Other authors reasonably claimed that planetary gravitational tides are too weak to modulate solar activity (Charbonneau, 2002; de Jager and Versteegh, 2005; Charbonneau, 2022); yet, several empirical evidences support the importance of their role (Wolff and Patrone, 2010; Abreu et al., 2012; Scafetta, 2012b; Stefani et al., 2016, 2019). Stefani et al. (2016, 2021) proposed that the Sun could be at least synchronized by the tides of Venus, Earth and Jupiter, producing an 11.07-year cycle that reasonably matches the Schwabe cycle. Longer cycles could be produced by a dynamo excited by angular momentum transfer from Jupiter and Saturn.

Instead, Scafetta (2012b) proposed that, in the solar core, the effects of the weak tidal forces could be amplified one million times or more due to an induced increase in the H-burning, thus providing a sufficiently strong forcing to synchronize and modulate the solar dynamo with planetary harmonics at multiple time scales.

Objections to the latter hypothesis, based on the slow light propagation inside the radiative zone according to the Kelvin–Helmholtz timescale (Mitalas and Sills, 1992; Stix, 2003), could be probably solved. In fact, tidal forces are believed to favor the onset of g-waves moving back and forth throughout the radiative region of the Sun (Barker and Ogilvie, 2010; Ahuir et al., 2021). Thus, g-waves themselves could be amplified and modulated in the core by the tidally induced H-burning enhancement (Scafetta, 2012b). Then, both tidal torques and g-waves could cyclically affect the tachocline region at the bottom of the convective zone and synchronize the solar dynamo.Alternatively, planetary alignments can also modify the large-scale electromagnetic and gravitational structure of the planetary system altering the space weather in the solar system.

For example, in coincidence of planetary alignments, an increase of solar flares has been observed (Hung, 2007; Bertolucci et al., 2017; Petrakou, 2021). The solar wobbling, which reflects the motion of the barycenter of the planets, changing from more regular to more chaotic trajectories, correlates well with some long climate cycles like the Bray-Hallstatt cycle (2100–2500 years) (Charvátová, 2000; Charvátová and Hejda, 2014; Scafetta et al., 2016).

Finally, Scafetta et al. (2020) showed that the infalling meteorite flux on the Earth presents a 60-year oscillation coherent with the variation of the eccentricity of Jupiter’s orbit induced by Saturn. The falling flux of meteorites and interplanetary dust would then contribute to modulate cloud formation.

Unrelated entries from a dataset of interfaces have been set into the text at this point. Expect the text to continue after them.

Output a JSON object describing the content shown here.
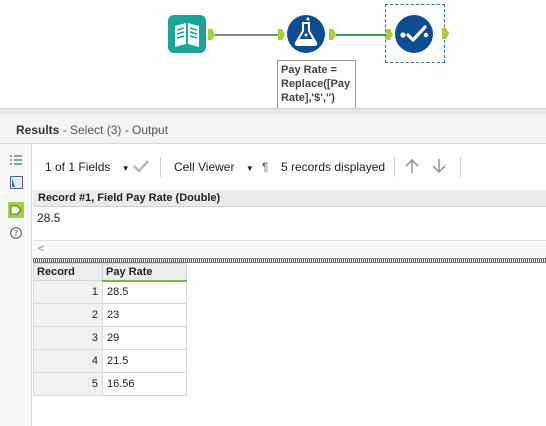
{
  "workflow": {
    "annotation": "Pay Rate =\nReplace([Pay\nRate],'$','')",
    "colors": {
      "input_tool": "#1aa596",
      "formula_tool": "#0d4e91",
      "select_tool": "#0d4e91",
      "anchor": "#a7cf3c"
    },
    "icons": [
      "book-input-icon",
      "flask-formula-icon",
      "select-checkmark-icon"
    ]
  },
  "results": {
    "title": "Results",
    "subtitle": " - Select (3) - Output"
  },
  "toolbar": {
    "fields_label": "1 of 1 Fields",
    "viewer_label": "Cell Viewer",
    "pilcrow": "¶",
    "records_label": "5 records displayed"
  },
  "cell_viewer": {
    "header": "Record #1, Field Pay Rate (Double)",
    "value": "28.5",
    "scroll_left": "<"
  },
  "grid": {
    "columns": [
      "Record",
      "Pay Rate"
    ],
    "rows": [
      {
        "record": "1",
        "pay_rate": "28.5"
      },
      {
        "record": "2",
        "pay_rate": "23"
      },
      {
        "record": "3",
        "pay_rate": "29"
      },
      {
        "record": "4",
        "pay_rate": "21.5"
      },
      {
        "record": "5",
        "pay_rate": "16.56"
      }
    ]
  }
}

In conclusion, many empirical evidences suggest that planetary oscillations should be able to modulate the solar activity and even the Earth’s climate, although several open physical issues remain open. These results stress the importance of identifying the relevant planetary harmonics, the solar activity cycles and the climate oscillations as phenomena that, in many cases, are interconnected.

This approach could be useful to predict both solar and climate variability using harmonic constituent models as it is currently done for oceanic tides. We think that the theory of a planetary modulation of solar activity should be further developed because no clear alternative theory exists to date capable to explain the observed planetary-solar interconnected periodicities.Conflict of InterestThe authors declare that the research was conducted in the absence of any commercial or financial relationships that could be construed as a potential conflict of interest.